-- Your assignment --
Using the listing below, select the lines with the word "named" and copy them.
*** Opening Exercise data ***
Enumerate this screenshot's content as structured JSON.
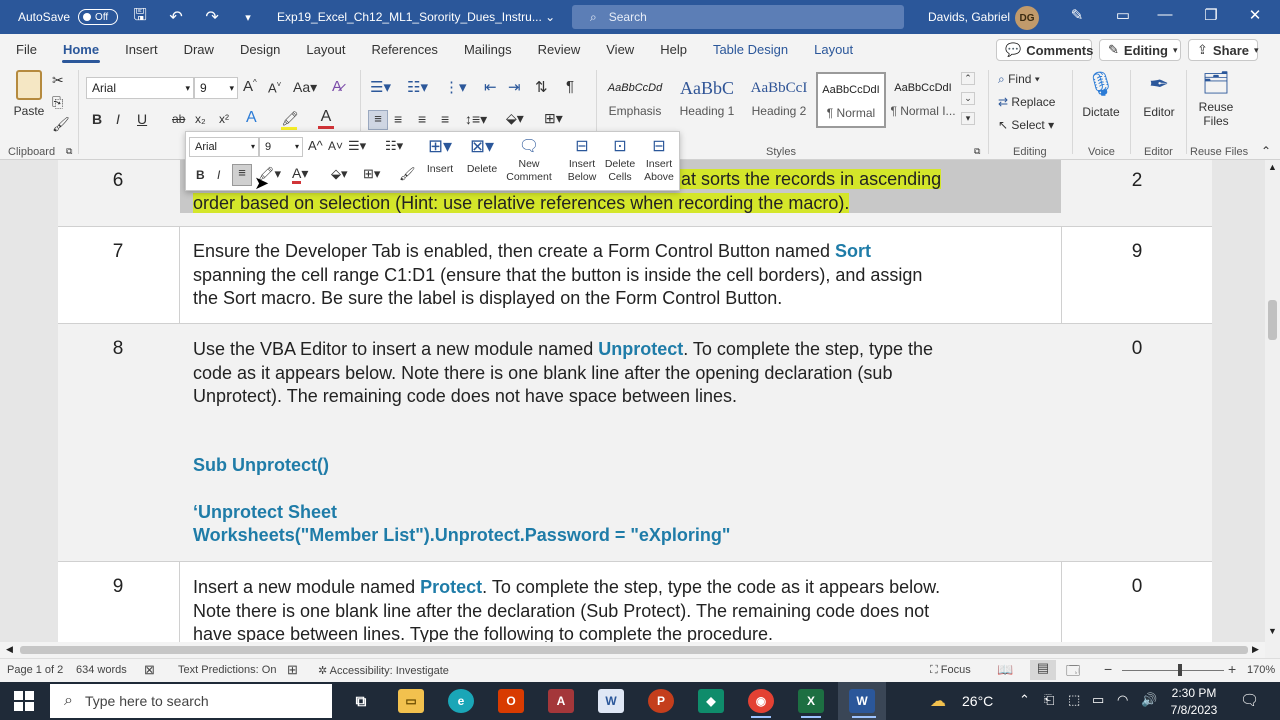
{
  "titlebar": {
    "autosave_label": "AutoSave",
    "autosave_state": "Off",
    "doc_title": "Exp19_Excel_Ch12_ML1_Sorority_Dues_Instru...",
    "search_placeholder": "Search",
    "user_name": "Davids, Gabriel",
    "user_initials": "DG"
  },
  "tabs": [
    "File",
    "Home",
    "Insert",
    "Draw",
    "Design",
    "Layout",
    "References",
    "Mailings",
    "Review",
    "View",
    "Help",
    "Table Design",
    "Layout"
  ],
  "tab_actions": {
    "comments": "Comments",
    "editing": "Editing",
    "share": "Share"
  },
  "ribbon": {
    "paste": "Paste",
    "clipboard": "Clipboard",
    "font_name": "Arial",
    "font_size": "9",
    "styles_label": "Styles",
    "styles": [
      {
        "sample": "AaBbCcDd",
        "name": "Emphasis"
      },
      {
        "sample": "AaBbC",
        "name": "Heading 1"
      },
      {
        "sample": "AaBbCcI",
        "name": "Heading 2"
      },
      {
        "sample": "AaBbCcDdI",
        "name": "¶ Normal"
      },
      {
        "sample": "AaBbCcDdI",
        "name": "¶ Normal I..."
      }
    ],
    "find": "Find",
    "replace": "Replace",
    "select": "Select",
    "editing_label": "Editing",
    "dictate": "Dictate",
    "voice_label": "Voice",
    "editor": "Editor",
    "editor_label": "Editor",
    "reuse_files": "Reuse Files",
    "reuse_label": "Reuse Files"
  },
  "mini_toolbar": {
    "font_name": "Arial",
    "font_size": "9",
    "insert": "Insert",
    "delete": "Delete",
    "new_comment": "New Comment",
    "insert_below": "Insert Below",
    "delete_cells": "Delete Cells",
    "insert_above": "Insert Above"
  },
  "rows": [
    {
      "num": "6",
      "score": "2",
      "text_pre": "",
      "text_hl_visible": "rt",
      "text_post": " that sorts the records in ascending",
      "line2": "order based on selection (Hint: use relative references when recording the macro)."
    },
    {
      "num": "7",
      "score": "9",
      "text_pre": "Ensure the Developer Tab is enabled, then create a Form Control Button named ",
      "text_hl": "Sort",
      "line2": "spanning the cell range C1:D1 (ensure that the button is inside the cell borders), and assign",
      "line3": "the Sort macro. Be sure the label is displayed on the Form Control Button."
    },
    {
      "num": "8",
      "score": "0",
      "text_pre": "Use the VBA Editor to insert a new module named ",
      "text_hl": "Unprotect",
      "text_post": ". To complete the step, type the",
      "line2": "code as it appears below. Note there is one blank line after the opening declaration (sub",
      "line3": "Unprotect). The remaining code does not have space between lines.",
      "code1": "Sub Unprotect()",
      "code2": "‘Unprotect Sheet",
      "code3": "Worksheets(\"Member List\").Unprotect.Password = \"eXploring\""
    },
    {
      "num": "9",
      "score": "0",
      "text_pre": "Insert a new module named ",
      "text_hl": "Protect",
      "text_post": ". To complete the step, type the code as it appears below.",
      "line2": "Note there is one blank line after the declaration (Sub Protect). The remaining code does not",
      "line3": "have space between lines. Type the following to complete the procedure."
    }
  ],
  "statusbar": {
    "page": "Page 1 of 2",
    "words": "634 words",
    "predictions": "Text Predictions: On",
    "accessibility": "Accessibility: Investigate",
    "focus": "Focus",
    "zoom": "170%"
  },
  "taskbar": {
    "search_placeholder": "Type here to search",
    "temperature": "26°C",
    "time": "2:30 PM",
    "date": "7/8/2023"
  },
  "colors": {
    "word_blue": "#2b579a",
    "highlight_yellow": "#d4e62a",
    "code_blue": "#1f7ca8"
  }
}
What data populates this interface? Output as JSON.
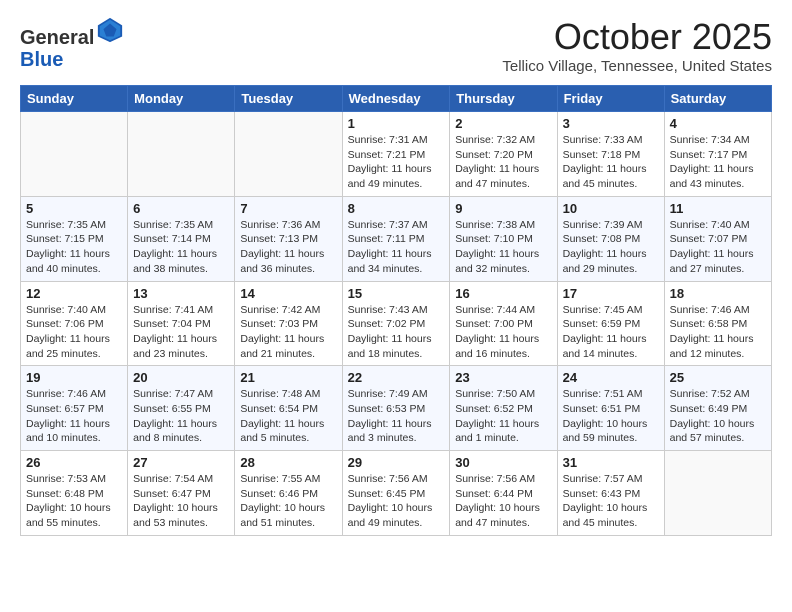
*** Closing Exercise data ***
-- Task output --
      "text_pre": "Ensure the Developer Tab is enabled, then create a Form Control Button named ",
      "text_pre": "Use the VBA Editor to insert a new module named ",
      "text_pre": "Insert a new module named ",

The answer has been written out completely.